The failure of an arrester almost always results in a complete short circuit inside its housing.
In most scenarios, failure occurs due to dielectric breakdown, whereby the internal structure has deteriorated to the point where the arrester is unable to withstand applied voltage, whether normal system voltage, temporary power frequency overvoltage (e.g. following external line faults or switching) or lightning or switching surge overvoltages.
There are a variety of reasons why an arrester might reach such a state. This article, contributed by longtime expert, Michael Comber, discusses the most typical modes by which arresters fail.
Perhaps the most common cause of arrester failure is moisture entering its interior. This implies that the arrester was:
• not well designed, or
• not properly manufactured, or
• damaged by some external force resulting in a compromise to its sealing system.
While the underlying cause in each case may be the same, the way this progresses to eventual failure can vary significantly.
For a hollow core arrester where there is gas space around the column of MOV blocks (typically dry air or nitrogen), even a tiny leak can result in what is referred to as ‘seal pumping’ due to pressure differentials. For example, during the day suns heats the arrester such that the internal pressure increases relative to ambient and outward gas leakage occurs. When the arrester cools at night, this process reverses, with internal pressure dropping below ambient and external air (with all its moisture content) being drawn into the arrester. Such a cycle can repeat itself over many days, months or even years before the moisture inside builds to the point where there is a problem with reduced dielectric integrity.
In a solid core arrester design (with little to no internal gas space) this process will not take place. However leakage can still occur through imperfect end seals. In this case, moisture ingress is more due to ‘wicking’ – a process whereby moisture gradually finds its way down through interfaces between the MOV blocks and the materials in contact with them.
The manner in which dielectric integrity is degraded due to moisture ingress can also vary. The mere presence of moisture, if concentrated only within the gas inside a hollow core arrester, will not have significant impact on dielectric strength. Rather, it is how this moisture interacts with internal surfaces and materials that becomes the issue.
It has been noted, for example, that moisture related failures of porcelain-housed arresters tend to occur more in the evening than during the heat of day. This is attributed to accumulated moisture condensing on the inside walls of the porcelain when it cools after sunset. Electrical strength across the wall is then progressively reduced until internal flashover occurs from end to end.

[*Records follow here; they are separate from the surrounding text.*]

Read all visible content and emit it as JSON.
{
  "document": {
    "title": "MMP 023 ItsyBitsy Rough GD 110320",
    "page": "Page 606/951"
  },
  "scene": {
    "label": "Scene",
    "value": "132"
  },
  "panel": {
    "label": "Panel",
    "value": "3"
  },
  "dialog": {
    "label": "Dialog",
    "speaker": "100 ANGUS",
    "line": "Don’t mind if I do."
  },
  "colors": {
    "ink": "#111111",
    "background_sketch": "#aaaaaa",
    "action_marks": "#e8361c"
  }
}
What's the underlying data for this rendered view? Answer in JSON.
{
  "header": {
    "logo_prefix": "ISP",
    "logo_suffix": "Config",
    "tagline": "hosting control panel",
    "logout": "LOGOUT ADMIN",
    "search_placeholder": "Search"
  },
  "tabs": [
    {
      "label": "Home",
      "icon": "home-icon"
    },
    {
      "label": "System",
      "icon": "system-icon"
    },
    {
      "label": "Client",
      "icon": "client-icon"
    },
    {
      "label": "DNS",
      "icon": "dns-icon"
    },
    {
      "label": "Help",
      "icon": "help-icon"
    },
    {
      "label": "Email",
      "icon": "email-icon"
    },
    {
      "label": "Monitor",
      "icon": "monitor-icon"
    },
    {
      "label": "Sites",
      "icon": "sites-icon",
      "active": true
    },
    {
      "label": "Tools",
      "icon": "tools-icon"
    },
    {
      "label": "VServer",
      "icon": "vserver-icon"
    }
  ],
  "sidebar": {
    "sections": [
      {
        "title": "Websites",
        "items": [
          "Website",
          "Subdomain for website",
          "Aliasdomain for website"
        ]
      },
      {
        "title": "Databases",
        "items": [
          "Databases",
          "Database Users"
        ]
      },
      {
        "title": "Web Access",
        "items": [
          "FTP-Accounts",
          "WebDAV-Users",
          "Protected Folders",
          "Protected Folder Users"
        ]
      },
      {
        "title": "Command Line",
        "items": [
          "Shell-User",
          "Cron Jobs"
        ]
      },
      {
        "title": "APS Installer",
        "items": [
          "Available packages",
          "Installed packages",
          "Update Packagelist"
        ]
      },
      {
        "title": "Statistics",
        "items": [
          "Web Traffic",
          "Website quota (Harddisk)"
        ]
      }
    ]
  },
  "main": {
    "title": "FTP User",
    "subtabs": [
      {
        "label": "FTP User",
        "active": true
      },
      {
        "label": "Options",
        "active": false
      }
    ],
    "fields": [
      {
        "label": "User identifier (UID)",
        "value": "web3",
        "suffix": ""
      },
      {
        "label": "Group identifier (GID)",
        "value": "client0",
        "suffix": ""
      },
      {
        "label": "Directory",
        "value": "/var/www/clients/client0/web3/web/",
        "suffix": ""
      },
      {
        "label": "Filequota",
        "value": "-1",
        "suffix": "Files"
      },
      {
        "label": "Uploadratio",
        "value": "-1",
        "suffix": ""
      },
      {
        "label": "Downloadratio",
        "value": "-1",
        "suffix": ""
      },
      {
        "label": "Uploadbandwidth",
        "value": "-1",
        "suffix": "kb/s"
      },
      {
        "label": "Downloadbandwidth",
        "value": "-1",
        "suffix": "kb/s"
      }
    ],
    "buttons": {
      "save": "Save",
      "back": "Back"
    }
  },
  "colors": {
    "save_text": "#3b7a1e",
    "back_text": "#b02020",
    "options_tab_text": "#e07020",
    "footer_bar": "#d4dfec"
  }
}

Moisture will typically not condense on the MOV blocks of an energized arrester because these generate enough heat to keep their temperature slightly higher than that of the surrounding gas. However, if the material used to coat or collar the blocks is hygroscopic, it can absorb moisture thereby causing some blocks to become more conductive on their outer surfaces. This essentially shifts voltage to other blocks and leads to higher conducted currents, external to some blocks but internal to others. Ultimately, the complete stack can no longer withstand the applied voltage. (Note: this scenario can be avoided by ensuring only non-hygroscopic collaring materials, such as glass, are used.)
In the case of solid core arresters, moisture that has wicked into internal interfaces along either a portion or the complete length of the arrester can result in dielectric breakdown and failure.